Fr. Rob is the Rector of St. Paul's Episcopal Church & School
One of Advent's themes is the coming of the baby Jesus at Christmas, but also Jesus' coming again. For many, this topic of the end times can bring anxiety, especially as we recognize that each and every one of us will face our own individual end time.
In my sermon last Sunday on Matthew 24:36-44, I suggested two ways to address this anxiety of "being prepared" for the coming again of Jesus during Advent. Those two ways forward were about embracing mystery, and getting busy loving others. You can watch that sermon here if you missed it. I'd also like to suggest two other ways beyond the existential anxiety.
Embrace truly good news
One of the lines in the gospel reading says, "At that time there will be two men in the field. One will be taken and the other left. Two women will be grinding at the mill. One will be taken and the other left. Therefore, stay alert!" A couple of people asked me this week, "Is this about the rapture? Is this about being 'left behind'?" In short, no. The doctrine of the rapture is actually not a part of mainstream Christian theology, whether catholic (Roman, Orthodox, Anglican) or mainline protestant (Methodist, Lutheran, Presbyterian, etc.). It's an almost exclusively American, fundamentalist teaching that's not very old (only 150 years or so). It's also based on only a couple of rather vague pieces of scripture. In fact, this reading requires us to lay the idea of the rapture, and the idea of being "left behind," on top of it for that interpretation to work. The analogy Jesus makes with Noah and the flood right before those verses would mean the ones "taken" or "swept away" would be the ones judged as in the flood. The ones "left behind" in the flood are the ones who are saved! Mostly, this is about the suddenness with which the end can come--for any of us! Whether we're at work or at home.

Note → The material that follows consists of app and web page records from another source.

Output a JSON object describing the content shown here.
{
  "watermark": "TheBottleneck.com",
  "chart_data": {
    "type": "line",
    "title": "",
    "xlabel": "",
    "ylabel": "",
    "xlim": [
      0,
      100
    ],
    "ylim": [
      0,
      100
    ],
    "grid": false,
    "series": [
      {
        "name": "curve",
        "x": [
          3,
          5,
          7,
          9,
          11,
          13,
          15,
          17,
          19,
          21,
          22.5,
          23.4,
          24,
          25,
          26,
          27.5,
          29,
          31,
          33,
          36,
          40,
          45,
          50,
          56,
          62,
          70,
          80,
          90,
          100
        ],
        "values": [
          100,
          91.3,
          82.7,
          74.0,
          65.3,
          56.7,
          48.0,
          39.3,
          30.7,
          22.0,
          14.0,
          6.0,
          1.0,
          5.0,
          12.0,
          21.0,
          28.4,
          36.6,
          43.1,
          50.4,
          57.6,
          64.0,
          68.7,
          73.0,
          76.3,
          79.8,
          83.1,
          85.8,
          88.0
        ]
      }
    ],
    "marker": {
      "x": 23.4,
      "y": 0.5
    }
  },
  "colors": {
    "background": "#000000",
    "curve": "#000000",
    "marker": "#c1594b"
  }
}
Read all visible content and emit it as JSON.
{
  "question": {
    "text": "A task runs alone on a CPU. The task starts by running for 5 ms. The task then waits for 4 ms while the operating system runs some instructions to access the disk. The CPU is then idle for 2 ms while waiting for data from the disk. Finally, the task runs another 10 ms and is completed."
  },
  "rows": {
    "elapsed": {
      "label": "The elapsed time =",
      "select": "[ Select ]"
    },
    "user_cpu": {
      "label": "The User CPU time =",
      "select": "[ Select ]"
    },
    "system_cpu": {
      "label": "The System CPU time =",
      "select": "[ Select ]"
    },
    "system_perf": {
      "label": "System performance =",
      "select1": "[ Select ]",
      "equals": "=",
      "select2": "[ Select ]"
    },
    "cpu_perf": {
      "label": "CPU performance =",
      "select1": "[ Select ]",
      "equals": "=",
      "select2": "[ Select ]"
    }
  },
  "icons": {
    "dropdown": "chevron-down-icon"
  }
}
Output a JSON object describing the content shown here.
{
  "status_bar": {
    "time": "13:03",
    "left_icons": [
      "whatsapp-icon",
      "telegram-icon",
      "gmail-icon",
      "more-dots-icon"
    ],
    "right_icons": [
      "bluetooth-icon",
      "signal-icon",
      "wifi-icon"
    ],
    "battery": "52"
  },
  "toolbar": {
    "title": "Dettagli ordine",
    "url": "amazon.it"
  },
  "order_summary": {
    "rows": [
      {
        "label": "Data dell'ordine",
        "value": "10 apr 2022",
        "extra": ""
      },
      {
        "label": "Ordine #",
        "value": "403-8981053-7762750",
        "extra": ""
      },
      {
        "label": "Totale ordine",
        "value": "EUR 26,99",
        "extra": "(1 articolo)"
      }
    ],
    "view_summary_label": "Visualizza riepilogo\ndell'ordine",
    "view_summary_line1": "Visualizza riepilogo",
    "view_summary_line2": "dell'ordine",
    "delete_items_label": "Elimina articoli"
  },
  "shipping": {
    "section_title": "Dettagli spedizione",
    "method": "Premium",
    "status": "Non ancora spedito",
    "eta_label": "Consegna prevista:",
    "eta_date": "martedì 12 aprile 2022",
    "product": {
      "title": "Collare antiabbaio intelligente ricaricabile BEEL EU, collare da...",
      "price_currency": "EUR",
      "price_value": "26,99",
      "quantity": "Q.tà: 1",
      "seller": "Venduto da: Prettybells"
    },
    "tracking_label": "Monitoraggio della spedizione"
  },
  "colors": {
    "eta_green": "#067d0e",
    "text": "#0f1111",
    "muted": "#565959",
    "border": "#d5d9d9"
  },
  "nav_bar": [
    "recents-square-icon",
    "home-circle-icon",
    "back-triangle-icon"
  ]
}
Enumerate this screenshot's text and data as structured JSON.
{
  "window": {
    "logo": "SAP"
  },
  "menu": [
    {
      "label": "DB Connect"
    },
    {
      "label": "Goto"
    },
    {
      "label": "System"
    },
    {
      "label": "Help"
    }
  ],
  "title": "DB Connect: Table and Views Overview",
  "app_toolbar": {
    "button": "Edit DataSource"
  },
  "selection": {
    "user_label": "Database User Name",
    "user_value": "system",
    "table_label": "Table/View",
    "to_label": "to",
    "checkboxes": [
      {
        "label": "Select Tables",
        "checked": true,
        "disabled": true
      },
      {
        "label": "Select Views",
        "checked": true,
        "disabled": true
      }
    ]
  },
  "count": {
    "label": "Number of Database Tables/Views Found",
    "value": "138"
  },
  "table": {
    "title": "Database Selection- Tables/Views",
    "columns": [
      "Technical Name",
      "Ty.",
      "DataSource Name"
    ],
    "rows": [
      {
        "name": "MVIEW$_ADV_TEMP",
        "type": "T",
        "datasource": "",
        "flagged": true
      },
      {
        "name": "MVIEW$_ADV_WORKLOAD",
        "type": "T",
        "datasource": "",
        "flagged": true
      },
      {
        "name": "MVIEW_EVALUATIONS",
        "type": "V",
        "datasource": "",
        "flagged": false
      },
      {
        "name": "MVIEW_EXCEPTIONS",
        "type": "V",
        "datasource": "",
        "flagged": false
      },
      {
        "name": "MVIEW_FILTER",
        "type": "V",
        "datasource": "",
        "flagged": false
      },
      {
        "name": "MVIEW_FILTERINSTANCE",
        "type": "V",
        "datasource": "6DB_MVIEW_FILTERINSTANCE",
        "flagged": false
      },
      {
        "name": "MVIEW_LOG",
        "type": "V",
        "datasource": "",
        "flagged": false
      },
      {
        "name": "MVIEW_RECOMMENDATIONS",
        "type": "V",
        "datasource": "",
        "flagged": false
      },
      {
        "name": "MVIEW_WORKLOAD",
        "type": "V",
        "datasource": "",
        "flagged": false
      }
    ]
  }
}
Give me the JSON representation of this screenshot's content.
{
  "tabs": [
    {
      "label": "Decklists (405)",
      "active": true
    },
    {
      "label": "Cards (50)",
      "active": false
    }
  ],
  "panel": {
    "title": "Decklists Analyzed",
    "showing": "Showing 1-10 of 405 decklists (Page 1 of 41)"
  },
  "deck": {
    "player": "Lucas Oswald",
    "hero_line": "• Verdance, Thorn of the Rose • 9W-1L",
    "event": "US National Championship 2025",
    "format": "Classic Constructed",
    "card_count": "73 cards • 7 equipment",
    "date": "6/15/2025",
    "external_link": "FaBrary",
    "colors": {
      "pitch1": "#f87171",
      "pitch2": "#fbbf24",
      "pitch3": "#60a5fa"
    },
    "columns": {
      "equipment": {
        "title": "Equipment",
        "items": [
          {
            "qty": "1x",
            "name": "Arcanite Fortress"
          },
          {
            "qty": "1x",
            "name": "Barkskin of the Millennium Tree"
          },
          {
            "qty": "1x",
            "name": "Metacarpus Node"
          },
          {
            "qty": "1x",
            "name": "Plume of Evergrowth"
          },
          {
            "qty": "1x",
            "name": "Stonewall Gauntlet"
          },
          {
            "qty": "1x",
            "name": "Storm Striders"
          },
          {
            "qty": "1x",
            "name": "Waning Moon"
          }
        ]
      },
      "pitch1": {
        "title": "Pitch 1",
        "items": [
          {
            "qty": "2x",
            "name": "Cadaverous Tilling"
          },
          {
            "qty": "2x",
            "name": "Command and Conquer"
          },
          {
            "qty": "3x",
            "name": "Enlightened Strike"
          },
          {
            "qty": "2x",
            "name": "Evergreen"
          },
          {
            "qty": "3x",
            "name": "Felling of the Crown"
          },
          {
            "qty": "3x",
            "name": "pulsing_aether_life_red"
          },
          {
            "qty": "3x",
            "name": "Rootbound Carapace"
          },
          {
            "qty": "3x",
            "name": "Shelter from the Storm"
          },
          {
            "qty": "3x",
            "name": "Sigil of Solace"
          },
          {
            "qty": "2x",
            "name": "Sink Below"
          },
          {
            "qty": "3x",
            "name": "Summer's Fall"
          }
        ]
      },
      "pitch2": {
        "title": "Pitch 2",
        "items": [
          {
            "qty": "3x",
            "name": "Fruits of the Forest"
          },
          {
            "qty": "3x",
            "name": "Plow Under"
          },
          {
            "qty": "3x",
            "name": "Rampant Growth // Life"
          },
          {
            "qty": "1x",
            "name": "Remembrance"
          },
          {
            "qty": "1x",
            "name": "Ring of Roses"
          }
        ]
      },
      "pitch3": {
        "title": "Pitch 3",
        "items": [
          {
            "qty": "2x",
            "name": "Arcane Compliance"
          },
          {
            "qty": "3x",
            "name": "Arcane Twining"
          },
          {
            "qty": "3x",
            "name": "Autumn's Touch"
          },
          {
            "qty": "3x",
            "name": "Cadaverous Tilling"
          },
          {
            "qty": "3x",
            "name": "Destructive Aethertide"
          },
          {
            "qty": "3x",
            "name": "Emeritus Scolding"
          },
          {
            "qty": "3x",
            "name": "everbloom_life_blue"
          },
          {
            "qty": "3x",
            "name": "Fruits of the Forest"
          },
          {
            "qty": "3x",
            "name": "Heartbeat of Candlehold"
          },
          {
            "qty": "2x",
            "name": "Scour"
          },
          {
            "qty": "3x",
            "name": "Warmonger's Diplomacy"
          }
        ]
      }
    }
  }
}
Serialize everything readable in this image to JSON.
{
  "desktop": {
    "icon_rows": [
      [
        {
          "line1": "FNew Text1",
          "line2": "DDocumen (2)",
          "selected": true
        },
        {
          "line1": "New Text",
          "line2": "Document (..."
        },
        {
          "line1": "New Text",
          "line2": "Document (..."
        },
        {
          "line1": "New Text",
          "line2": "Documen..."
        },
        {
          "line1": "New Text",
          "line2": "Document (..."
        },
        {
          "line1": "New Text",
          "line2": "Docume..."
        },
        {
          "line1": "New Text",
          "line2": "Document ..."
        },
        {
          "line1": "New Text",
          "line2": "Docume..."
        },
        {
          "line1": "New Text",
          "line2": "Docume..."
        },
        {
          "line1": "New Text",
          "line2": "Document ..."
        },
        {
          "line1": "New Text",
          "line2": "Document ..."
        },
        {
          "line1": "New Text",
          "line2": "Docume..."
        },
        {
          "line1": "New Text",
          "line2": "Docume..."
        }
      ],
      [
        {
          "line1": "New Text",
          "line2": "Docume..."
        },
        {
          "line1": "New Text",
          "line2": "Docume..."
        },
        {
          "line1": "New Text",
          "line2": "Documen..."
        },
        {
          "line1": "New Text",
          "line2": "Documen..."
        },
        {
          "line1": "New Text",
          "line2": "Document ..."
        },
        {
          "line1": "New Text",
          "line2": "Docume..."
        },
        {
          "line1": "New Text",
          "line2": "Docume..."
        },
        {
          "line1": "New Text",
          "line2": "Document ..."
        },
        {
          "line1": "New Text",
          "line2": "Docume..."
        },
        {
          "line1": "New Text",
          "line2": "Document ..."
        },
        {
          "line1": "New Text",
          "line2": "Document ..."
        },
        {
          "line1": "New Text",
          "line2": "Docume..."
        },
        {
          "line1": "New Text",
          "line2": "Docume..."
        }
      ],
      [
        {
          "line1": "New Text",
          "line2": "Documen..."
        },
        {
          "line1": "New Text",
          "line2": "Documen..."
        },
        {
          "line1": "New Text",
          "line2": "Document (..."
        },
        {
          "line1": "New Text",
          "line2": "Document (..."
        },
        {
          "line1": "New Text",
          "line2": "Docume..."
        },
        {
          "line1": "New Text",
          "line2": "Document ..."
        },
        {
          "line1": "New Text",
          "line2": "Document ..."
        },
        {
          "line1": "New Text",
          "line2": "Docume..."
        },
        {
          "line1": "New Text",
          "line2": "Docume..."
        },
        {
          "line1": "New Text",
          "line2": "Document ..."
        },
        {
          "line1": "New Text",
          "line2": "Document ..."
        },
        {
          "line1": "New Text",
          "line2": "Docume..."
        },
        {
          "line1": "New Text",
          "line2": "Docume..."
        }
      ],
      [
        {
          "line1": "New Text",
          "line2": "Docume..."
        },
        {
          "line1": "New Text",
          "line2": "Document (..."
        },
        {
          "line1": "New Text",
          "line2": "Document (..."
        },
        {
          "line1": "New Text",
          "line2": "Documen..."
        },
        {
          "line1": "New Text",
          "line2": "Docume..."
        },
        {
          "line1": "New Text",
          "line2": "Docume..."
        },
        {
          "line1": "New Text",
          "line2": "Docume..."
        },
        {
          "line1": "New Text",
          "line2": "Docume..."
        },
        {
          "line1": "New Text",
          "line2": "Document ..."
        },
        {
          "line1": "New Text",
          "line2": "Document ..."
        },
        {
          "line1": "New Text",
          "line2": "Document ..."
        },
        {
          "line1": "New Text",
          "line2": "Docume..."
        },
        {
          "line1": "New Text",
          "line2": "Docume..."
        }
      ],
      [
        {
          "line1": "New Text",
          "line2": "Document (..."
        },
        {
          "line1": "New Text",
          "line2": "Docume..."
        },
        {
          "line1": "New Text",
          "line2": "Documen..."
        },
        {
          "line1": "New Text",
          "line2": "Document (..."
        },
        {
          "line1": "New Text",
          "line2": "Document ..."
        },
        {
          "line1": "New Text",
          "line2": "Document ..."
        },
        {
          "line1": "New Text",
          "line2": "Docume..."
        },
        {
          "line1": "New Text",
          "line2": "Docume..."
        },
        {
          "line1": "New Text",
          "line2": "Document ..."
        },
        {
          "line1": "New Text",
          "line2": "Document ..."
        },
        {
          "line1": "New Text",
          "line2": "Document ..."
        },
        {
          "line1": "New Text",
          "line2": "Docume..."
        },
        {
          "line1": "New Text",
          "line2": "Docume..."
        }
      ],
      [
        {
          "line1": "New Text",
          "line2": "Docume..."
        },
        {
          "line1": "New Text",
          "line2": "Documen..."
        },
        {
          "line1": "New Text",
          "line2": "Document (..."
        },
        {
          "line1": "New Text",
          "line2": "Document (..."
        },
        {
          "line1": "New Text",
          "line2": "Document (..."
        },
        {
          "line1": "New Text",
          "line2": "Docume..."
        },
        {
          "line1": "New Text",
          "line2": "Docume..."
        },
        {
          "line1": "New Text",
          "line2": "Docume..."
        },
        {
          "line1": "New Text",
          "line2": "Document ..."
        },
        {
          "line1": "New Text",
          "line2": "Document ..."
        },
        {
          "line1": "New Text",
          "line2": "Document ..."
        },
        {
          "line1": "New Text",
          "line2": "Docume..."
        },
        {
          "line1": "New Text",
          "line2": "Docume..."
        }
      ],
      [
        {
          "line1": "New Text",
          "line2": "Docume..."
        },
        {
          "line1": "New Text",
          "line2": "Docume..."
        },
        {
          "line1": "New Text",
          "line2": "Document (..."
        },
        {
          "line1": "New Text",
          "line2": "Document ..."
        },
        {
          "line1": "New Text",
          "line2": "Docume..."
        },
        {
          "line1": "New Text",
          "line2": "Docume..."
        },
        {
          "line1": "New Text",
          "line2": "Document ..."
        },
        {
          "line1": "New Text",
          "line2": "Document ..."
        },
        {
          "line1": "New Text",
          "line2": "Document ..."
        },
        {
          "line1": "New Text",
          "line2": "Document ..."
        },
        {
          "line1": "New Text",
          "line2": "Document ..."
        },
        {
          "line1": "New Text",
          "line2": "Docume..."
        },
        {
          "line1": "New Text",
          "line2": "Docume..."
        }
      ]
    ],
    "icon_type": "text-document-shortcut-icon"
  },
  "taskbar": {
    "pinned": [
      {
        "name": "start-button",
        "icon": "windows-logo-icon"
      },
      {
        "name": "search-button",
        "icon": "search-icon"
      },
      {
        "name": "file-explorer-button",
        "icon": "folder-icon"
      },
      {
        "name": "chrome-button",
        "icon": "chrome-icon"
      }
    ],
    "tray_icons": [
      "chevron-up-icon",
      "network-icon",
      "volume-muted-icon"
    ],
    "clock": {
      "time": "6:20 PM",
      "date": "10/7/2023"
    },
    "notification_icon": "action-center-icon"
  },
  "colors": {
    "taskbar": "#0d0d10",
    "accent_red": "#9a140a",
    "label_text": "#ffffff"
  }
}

The rapture has been the source of a lot of religious anxiety for a lot of people. If it's something that swims around in your consciousness, know that you can let it sink to the bottom. Remember: after Jesus' resurrection the tomb was empty. Nothing and no one gets left behind.
A good resource on this topic, though slightly dated, is The Rapture Exposed: The Message of Hope in the Book of Revelation by Barbara R. Rossing. Another, slightly newer resource, is Surprised by Hope by N.T. Wright. Take the time to do a little reading and learning about the hopefulness of the biblical message around eschatology (aka, the study of the end times). Dump the bad theology and embrace the truly good news of the biblical message.
In the short Prayer Book liturgy called "Thanksgiving for the Birth of a Child," the rubrics say, "The Minister of the Congregation is directed to instruct the people, from time to time, about the duty of Christian parents to make prudent provision for the well-being of their families, and of all persons to make wills, while they are in health, arranging for the disposition of their temporal goods, not neglecting, if they are able, to leave bequests for religious and charitable uses" (p. 445).
When Mtr. Liz and I prepare parents for the baptism of their infants, this is always a part of our teaching. I usually tell the story of myself as a younger man awkwardly having this conversation with Catt. When it was over, and we'd made our will, prepared our advance medical directives, talked about our burial arrangements, I felt huge relief. I think most of the fear around death revolves around being unprepared. Doing the practical work of preparation can go a long way towards assuaging anxiety.
Get busy loving.
Embrace truly good news.
There's nothing wrong with feeling some anxiety around death and the end. Our funeral liturgy teaches us, however, that when things come tumbling down, when we die, when the world ends, "life is changed, not ended." We remain always and forever in the hands of loving, merciful, forgiving God, who loves the whole world. Even you and me. Keep the faith, St. Paul's.